Slainthe!

Each month one of our Rotary members is required to give an informal talk on their livelihood, hobbies, or some other personal aspect. This helps us to get to know one another, much like the informal aperos we host in our homes (mine is coming up this week!) Jean Pierre is a member of the local Echanson de la Confrérie des Tastes Whisky Ecossais (brotherhood of whiskey tasters?) and provided our merry little group with the history, geography, lore and variety to be found in single malt whiskeys.


Let me start off by saying I've never had a whiskey in my entire life. Perhaps it will help put this post into perspective.


Our first taste was of Glenckinchie from the lowlands, an 'apero' or easy drinking whiskey, supposedly 'fruity' with notes of smoke, herbs, and spices. My first impression BURNING! AGRESSIVE! TONGUE GOING NUMB!!!

The next was Aberlour from the highlands speyside, more of a 'dinner' whiskey, with an earthy smell, a spicier longer flavor that developes and a bit easier on the palate (or mine had already gone numb.
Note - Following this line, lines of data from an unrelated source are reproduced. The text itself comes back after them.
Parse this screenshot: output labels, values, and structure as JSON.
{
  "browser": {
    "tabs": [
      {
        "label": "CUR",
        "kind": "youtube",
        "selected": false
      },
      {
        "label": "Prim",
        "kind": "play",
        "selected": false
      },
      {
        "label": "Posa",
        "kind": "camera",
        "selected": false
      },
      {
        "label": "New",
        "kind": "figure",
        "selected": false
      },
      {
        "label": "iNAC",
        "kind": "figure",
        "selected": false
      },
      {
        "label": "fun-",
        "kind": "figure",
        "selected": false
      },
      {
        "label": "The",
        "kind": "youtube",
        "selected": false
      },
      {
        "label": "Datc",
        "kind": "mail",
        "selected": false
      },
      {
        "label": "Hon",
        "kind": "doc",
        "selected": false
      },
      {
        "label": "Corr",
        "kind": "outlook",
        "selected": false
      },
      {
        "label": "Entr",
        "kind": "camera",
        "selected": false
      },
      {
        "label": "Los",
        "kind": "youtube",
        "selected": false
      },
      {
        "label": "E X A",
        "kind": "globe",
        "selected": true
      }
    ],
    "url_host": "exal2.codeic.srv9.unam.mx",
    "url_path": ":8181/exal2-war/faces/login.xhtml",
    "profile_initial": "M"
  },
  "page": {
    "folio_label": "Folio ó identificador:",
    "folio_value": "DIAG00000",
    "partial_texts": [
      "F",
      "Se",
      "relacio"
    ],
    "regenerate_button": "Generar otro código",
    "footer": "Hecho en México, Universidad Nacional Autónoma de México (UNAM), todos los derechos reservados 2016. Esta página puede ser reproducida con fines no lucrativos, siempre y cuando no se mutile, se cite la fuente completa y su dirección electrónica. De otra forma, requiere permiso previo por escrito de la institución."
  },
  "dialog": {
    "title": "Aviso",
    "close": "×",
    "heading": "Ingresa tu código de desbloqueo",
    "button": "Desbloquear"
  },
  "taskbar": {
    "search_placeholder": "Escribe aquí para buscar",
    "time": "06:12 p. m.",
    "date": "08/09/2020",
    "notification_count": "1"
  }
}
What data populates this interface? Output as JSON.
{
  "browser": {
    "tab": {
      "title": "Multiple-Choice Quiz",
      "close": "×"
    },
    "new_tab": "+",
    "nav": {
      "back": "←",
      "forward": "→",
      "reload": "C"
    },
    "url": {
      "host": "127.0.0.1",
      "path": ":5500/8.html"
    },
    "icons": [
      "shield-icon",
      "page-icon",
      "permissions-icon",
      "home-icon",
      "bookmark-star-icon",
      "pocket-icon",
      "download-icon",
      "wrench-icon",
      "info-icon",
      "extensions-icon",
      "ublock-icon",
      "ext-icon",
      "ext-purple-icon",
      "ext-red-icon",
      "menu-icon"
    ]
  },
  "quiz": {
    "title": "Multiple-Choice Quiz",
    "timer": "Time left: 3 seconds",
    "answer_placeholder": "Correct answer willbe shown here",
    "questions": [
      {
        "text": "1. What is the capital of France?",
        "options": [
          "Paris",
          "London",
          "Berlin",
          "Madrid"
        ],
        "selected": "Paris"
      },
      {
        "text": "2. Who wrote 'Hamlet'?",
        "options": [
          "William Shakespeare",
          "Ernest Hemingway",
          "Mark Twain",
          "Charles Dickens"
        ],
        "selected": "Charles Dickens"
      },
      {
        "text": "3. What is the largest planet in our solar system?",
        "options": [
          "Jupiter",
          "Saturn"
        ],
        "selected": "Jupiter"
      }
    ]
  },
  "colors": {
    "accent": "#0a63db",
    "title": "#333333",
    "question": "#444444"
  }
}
The third was also from the highlands speyside, a 12 yr old Strathisla. Out of the tasting this one one of the 'hardest' for me. Very harsh, dry, and acidy, almost like a highly tannin'd wine. Very warm and tingly and stayed in the mouth for a long time.

The last from the highlands speyside was a 1994 Speymalt Macallan. I found it to have a slightly sweet smell, light-ish with a more 'open' elegant flavor. The tasting notes say there are notes of chocolate...those I have yet to find!

Second to last was Old Putenay from the Northern Highlands, a not bad flavor and would tend to go well with salmon (which was quite luckily on the menu that night!)

We rounded off the evening with a strong drag at 58% from the Isle of Isla, Lagavulin. This was a very special draught. I can't say I liked it but it certainly stood out from the others. It was very very smokey, so much that it tasted like a doused forest fire. The 'nose' reminded me of bactine and it made my inner ear itch. With commendations like that I can't think why no one else would get fired up about it.

I must admit, I am a heathen. Jean Pierre did a fantastic job and each whiskey was prefaced about the region it came from, the history of the distillery, as well as a written up list on the color, nose, palate, and finish of each. To me, they all smelled like rubbing alcohol and they taste from one to the next varied so slightly as to be almost indistinguishable. And I thought my wine palate was undeveloped! I appreciated this lecture and learned quite a bit, the world of whiskey is a fascinating place steeped in history and secrets. I can appreciate those who appreciate a fine glass of whiskey but for me? I'll stick with my favorite malt product....

1 comment:

macay said...

Now, see, I liked Glenkinchie. (Friend-of-a-friend with serious Scottish bloodline went to homeland and brought some back over the pond for us to taste this past winter.) As one who's not really a fan of other whiskeys (ever down a shot of Wild Turkey? Owwww...), I can only explain it with the possibility of lowland genetic buried somewhere in my DNA.